INFORMATION SHOWN =
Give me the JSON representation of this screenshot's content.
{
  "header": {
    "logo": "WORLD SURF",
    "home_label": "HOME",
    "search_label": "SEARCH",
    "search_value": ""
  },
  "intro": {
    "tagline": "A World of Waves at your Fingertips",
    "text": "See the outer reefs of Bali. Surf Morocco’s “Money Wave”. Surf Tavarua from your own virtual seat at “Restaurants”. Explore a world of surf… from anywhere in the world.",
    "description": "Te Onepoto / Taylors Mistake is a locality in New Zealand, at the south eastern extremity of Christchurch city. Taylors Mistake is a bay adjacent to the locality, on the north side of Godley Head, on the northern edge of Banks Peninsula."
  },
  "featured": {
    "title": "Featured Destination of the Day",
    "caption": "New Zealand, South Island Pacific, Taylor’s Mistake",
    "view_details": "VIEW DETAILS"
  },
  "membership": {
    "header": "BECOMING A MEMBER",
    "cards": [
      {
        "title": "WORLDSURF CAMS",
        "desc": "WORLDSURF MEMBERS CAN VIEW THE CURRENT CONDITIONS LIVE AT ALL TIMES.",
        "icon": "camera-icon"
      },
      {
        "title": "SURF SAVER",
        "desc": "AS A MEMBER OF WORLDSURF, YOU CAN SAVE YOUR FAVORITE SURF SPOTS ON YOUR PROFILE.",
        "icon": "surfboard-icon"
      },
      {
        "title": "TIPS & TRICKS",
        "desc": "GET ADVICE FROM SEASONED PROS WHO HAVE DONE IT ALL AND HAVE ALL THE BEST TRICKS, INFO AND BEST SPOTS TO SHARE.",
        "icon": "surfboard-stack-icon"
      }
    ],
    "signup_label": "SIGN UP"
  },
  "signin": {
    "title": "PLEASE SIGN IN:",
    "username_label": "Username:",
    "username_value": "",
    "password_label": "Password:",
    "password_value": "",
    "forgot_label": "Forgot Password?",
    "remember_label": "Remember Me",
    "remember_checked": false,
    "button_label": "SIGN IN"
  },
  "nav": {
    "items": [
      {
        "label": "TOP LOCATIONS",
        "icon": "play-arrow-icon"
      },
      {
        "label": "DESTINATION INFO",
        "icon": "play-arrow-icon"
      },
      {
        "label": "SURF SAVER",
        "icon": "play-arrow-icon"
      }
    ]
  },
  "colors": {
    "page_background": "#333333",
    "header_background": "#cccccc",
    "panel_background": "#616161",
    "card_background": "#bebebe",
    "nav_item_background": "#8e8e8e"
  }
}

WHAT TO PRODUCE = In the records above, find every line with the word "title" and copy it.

OUTPUT FOR THIS EXERCISE =
    "title": "Featured Destination of the Day",
        "title": "WORLDSURF CAMS",
        "title": "SURF SAVER",
        "title": "TIPS & TRICKS",
    "title": "PLEASE SIGN IN:",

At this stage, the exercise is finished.